Teacher of Year is ‘first person to see who I really am’
Blinded in childhood, Indiana Teacher of the Year Kathy Nimmer has helped students find joy in life and learning for 23 years.
Blinded by a rare disease, Kathy Nimmer never forgot the fifth-grade teacher who made the long drive with her family to tour her new home, the Indiana School for the Blind.
“The school was three hours away, and it was a very emotional time for my parents and me. But there she was right beside us,” Kathy says. “Because of teachers like Sandy Baker who loved me and showed me that anything is possible, I wanted to be that kind of teacher to my students.”
A 23-year classroom veteran, Kathy teaches English and creative writing at William Henry Harrison High School in West Lafayette and is the 2015 Indiana Teacher of the Year. The school is part of the Tippecanoe School Corporation system in Tippecanoe County, Indiana.
Tony Collins, a U.S. Army Ranger and one of her former students, is among those who recommended Kathy for the honor. He credits her with his academic and personal success because, he says, “She’s the first person to see who I really am” — why he asked the Army to donate his eyes to Kathy if he’s ever killed in combat.
An ATM screen celebrating Kathy’s excellence in the classroom runs Oct. 6–Nov. 4 as part of Wells Fargo’s annual fall ATM tribute honoring top educators. The 2015 campaign honors “Teachers of the Year” (and one principal) on 3,011 ATM machines in 12 states. The effort is part of Wells Fargo’s commitment to communities, which included $71.6 million for 7,885 educational programs and schools nationwide in 2014.
The 2015 honorees:
- Alaska: John Bruce
- Arizona: John-David Bowman
- Colorado: Kathy Thirkell
- Delaware: Megan Szabo
- Georgia: Amanda Miliner
- Indiana: Kathy Nimmer
- Montana: Craig Beals
- Nebraska: Shelby Aaberg
- Nevada: Ian Salzman
- North Carolina: Steve Lassiter Jr. (principal); Keana Triplett
- South Dakota: Allen Hogie
- Tennessee: Karen Vogelsang
One day she noticed Tony was struggling and asked softly, “What’s up?” He says that is an indication of her gift for identifying and nurturing the gifts of her students — and helping them overcome obstacles so they can become better, stronger people.
Teaching with Braille notes, a talking computer, and with her fourth guide dog beside her, Kathy daily models “how to overcome” with creativity and humor.
To teach the rhythm of poetry and the pacing of a well-constructed sentence, she teaches her class how to line dance and then leads them to the tune of the 1980s’ Kool and the Gang hit, “Celebration.”
“Many of my students are encountering someone who is blind for the first time in their lives when they walk into my class, but I hope their first descriptions of me after the year are ‘funny, creative, enthusiastic, and interactive’ before they say ‘blind’ because those things are much more a part of who I am than my blindness,” Kathy says.
“Those of us who have disabilities don’t want to be put on pedestals,” she adds. “But if I can remind them of the strengths they have that have remained dormant, and have more of a fighting spirit to overcome challenges and find joy, then I’m happy to convey that message.
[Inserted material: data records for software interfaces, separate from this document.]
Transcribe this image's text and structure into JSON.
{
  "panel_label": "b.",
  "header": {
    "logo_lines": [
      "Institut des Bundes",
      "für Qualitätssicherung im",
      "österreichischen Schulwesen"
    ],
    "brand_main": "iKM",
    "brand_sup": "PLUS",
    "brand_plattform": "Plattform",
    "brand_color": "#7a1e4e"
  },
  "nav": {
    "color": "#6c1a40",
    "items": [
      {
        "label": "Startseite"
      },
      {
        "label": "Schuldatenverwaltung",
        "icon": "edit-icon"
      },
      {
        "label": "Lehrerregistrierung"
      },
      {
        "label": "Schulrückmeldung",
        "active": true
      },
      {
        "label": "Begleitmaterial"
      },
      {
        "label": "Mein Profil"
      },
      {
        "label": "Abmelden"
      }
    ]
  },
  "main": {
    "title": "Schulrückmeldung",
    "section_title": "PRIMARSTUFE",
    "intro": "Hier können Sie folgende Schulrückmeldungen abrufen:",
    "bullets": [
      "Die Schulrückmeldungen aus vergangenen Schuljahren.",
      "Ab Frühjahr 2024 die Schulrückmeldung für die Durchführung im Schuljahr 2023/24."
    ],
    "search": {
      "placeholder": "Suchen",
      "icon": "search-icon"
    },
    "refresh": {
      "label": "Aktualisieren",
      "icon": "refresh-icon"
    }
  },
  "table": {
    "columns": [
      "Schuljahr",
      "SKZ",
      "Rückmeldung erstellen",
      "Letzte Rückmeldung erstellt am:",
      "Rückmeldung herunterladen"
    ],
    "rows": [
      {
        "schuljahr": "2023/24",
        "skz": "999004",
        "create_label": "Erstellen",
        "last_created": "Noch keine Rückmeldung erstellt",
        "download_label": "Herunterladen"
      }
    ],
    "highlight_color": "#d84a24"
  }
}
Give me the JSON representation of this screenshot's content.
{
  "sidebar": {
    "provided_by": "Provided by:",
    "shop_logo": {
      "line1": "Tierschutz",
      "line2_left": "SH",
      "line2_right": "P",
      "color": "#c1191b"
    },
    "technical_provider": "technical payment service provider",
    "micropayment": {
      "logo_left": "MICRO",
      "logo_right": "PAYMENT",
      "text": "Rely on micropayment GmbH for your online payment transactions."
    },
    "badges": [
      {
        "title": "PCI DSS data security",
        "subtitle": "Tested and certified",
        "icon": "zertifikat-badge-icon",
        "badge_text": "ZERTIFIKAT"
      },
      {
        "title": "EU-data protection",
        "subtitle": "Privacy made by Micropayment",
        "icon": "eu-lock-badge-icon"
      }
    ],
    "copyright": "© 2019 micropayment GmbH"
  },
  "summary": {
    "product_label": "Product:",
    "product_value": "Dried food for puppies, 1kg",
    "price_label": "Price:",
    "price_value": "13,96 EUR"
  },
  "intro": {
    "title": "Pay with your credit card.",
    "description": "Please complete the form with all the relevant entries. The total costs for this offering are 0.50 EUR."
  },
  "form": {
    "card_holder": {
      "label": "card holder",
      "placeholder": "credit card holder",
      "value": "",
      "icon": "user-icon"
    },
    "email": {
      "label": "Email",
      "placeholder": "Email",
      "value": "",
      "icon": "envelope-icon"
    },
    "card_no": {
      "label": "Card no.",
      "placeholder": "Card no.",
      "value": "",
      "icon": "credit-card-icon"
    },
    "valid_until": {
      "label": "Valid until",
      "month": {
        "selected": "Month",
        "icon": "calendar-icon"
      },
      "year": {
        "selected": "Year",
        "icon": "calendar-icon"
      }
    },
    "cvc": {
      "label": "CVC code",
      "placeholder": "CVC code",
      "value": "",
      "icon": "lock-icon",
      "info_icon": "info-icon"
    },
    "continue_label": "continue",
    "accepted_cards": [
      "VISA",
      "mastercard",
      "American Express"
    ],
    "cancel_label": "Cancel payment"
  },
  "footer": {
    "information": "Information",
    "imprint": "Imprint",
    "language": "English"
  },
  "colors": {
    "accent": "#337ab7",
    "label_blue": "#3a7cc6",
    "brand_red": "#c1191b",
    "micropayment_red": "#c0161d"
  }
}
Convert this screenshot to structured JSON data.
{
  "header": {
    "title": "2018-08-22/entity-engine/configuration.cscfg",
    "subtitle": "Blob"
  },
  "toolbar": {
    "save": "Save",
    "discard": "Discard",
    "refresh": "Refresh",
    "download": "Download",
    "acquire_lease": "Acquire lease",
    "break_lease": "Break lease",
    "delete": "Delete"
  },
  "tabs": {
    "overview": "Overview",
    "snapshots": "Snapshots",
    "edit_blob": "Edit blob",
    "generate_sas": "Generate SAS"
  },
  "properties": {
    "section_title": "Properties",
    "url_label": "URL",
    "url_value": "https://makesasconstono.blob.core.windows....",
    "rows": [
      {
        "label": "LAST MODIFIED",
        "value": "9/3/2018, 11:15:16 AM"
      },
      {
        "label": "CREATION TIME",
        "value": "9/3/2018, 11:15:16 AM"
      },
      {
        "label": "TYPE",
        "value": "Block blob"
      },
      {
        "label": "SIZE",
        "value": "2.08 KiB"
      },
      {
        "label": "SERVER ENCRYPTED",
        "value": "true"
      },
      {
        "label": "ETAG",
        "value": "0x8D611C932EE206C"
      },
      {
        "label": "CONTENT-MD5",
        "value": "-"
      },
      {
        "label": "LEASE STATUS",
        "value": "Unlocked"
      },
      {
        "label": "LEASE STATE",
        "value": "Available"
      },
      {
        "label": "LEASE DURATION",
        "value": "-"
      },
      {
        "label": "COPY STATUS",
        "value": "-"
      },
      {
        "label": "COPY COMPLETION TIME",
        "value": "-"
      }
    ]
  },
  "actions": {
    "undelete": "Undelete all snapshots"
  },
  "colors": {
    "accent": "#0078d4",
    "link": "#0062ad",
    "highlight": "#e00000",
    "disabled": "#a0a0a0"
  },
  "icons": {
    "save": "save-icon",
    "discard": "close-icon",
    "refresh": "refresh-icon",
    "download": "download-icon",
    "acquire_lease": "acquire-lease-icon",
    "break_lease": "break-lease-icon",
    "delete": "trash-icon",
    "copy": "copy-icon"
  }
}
We all experience times of darkness but we have to keep putting one foot in front of the other and find joy in the journey.
“My joy comes from seeing my students’ joy in learning.”